Photo: Jean Sibelius, 1890
In previous years he would have simply drowned his sorrows, but in this late-autumn of 1911 that wasn’t an option because the events of 1908 had sent the dipsomaniac composer into seven years of enforced sobriety and a life without his beloved cigars too.
So as winter descended on the French capital, Sibelius, with his Fourth Symphony now having been premiered to mystified audiences, threw himself into his work, this time returning to music he’d composed earlier and reworking it: Rakastava for male voice choir was about to become Rakastava for string orchestra.
Paris, Boulevard des Italiens
Sibelius completed the Suite on 2 December 1911 and sent the manuscript to his publisher, Breitkopf, but almost immediately realised that he wasn’t happy with it and requested its return. On New Year’s Eve 1911, he received it back and over the course of the next nine days, he worked on it day and night, turning it into the work we know today as his anachronistically-numbered opus 14.
On 9 January 1912, he sent it back to Breitkopf in Germany, where it was rejected for being a revision of an older work. Other publishers, too, enthusiastically rejected the work.
The atmospheric third movement (“Good Night – Farewell”) is perhaps the only part of the work where aspects of the original are discernible, the violin and cello revealing traces of solo vocal parts in the most extended movement of the piece, folk-like at first but brooding and intense by the end. It may have been reworked in Paris but for Sibelius, it was music of his homeland. “It’s a work with a vein of black earth running through it,” Sibelius wrote home. “Earth, and a piece of Finland.”
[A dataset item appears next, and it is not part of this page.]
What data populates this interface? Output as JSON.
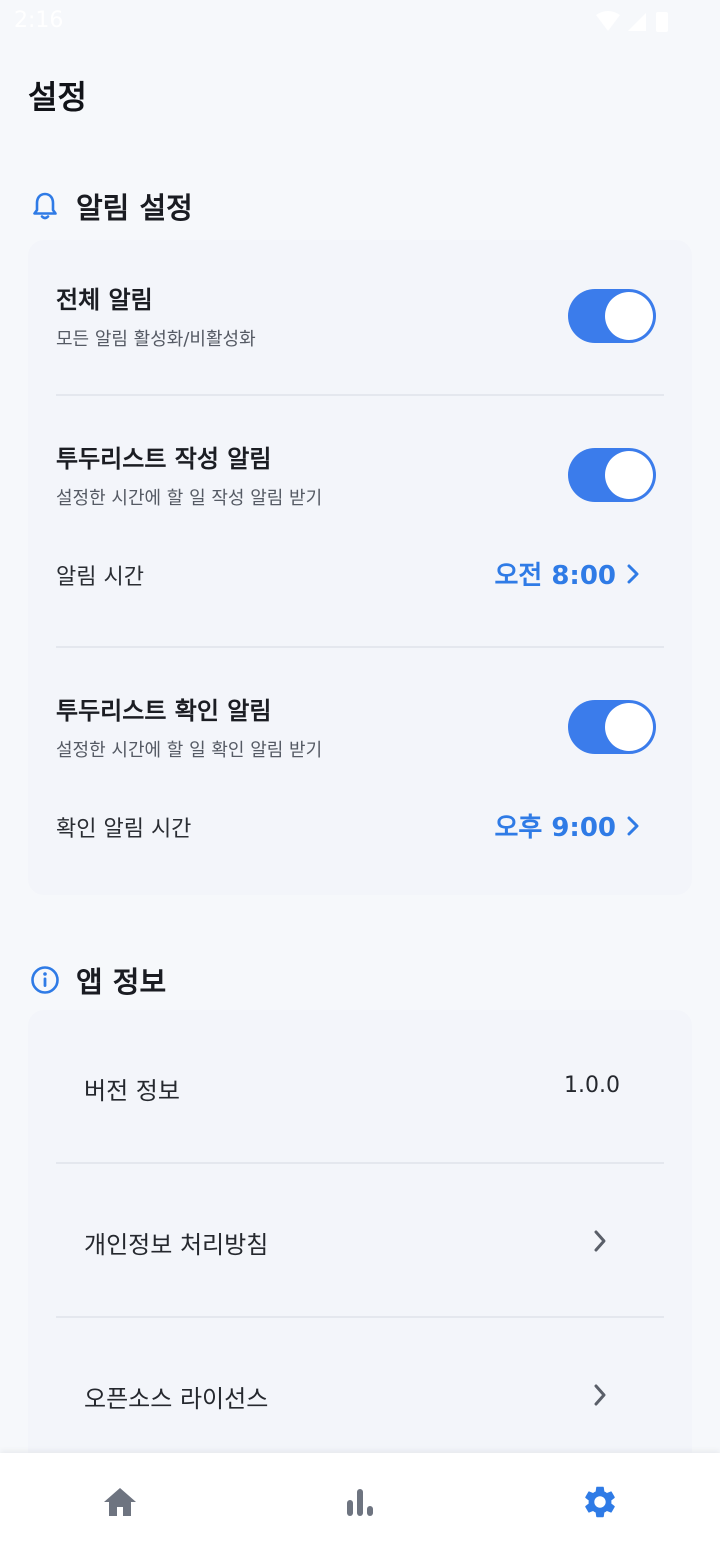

By Martin Buzacott
Beethoven & The 21st Century
Adelaide, Brisbane, Canberra, Melbourne, Newcastle, Sydney
NICO MUHLY (arr. strings) Part I from Drones & Violin
ERKKI-SVEN TÜÜR Action–Passion–Illusion
TIPPETT A Lament from Variations on an Elizabethan Theme
BRYCE DESSNER (arr. strings) Tenebre
BEETHOVEN (arr. strings) String Quartet in F minor, Op.95 ‘Serioso’